  31. 31.
    Ren L, Wong HM, Yan CH, Yeung KW, Yang K (2015) Osteogenic ability of Cu-bearing stainless steel. J Biomed Mater Res Part B Appl Biomater 103(7):1433–1444CrossRefGoogle Scholar
  32. 32.
    Ren L, Yang K, Guo L, Chai H-w (2012) Preliminary study of anti-infective function of a copper-bearing stainless steel.
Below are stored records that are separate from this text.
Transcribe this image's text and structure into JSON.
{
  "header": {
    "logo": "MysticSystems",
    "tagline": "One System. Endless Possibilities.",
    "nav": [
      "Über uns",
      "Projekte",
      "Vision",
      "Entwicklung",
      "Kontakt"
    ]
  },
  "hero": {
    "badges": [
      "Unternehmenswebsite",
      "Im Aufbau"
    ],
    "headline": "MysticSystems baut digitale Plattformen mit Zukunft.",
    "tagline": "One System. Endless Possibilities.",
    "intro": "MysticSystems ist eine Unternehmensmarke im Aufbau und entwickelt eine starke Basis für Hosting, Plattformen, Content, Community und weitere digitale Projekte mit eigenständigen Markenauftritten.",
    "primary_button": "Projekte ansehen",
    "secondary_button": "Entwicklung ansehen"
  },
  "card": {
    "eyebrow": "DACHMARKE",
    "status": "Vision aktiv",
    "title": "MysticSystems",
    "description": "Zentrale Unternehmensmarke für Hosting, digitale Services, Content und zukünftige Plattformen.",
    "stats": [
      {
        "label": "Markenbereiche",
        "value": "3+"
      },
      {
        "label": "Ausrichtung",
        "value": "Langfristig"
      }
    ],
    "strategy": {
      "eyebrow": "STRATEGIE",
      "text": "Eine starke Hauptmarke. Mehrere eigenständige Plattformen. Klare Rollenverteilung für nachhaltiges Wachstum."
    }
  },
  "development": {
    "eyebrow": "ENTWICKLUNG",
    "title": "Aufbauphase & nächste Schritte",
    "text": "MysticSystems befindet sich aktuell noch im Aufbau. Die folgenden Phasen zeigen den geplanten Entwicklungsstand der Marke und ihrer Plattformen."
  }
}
Mater Sci Eng C 32(5):1204–1209CrossRefGoogle Scholar

Copyright information

© Springer Nature Switzerland AG 2020

Authors and Affiliations

  • Qing Song
    • 1
    • 2
  • Yangyang Pei
    • 1
  • Xiaoting Ye
    • 1
  • Peng Li
    • 1
    • 3
    Email author
  • Wei Huang
    • 1
    • 2
    • 3
  1. 1.MIIT Key Laboratory of Flexible Electronics & Shaanxi Key Laboratory of Flexible Electronics, Xi’an Key Laboratory of Flexible Electronics & Xi’an Key Laboratory of Biomedical Materials and Engineering, Xi’an Institute of Flexible Electronics (IFE) & Xi’an Institute of Biomedical Materials and Engineering (IBME), Northwestern Polytechnical University (NPU)Xi’anChina
  2. 2.Key Laboratory for Organic Electronics and Information Displays, Institute of Advanced Materials (IAM)Nanjing University of Posts & TelecommunicationsNanjingChina
  3. 3.Key Laboratory of Flexible Electronics (KLOFE) & Institute of Advanced Materials (IAM), Jiangsu National Synergetic Innovation Center for Advanced Materials (SICAM)Nanjing Tech UniversityNanjingChina

Personalised recommendations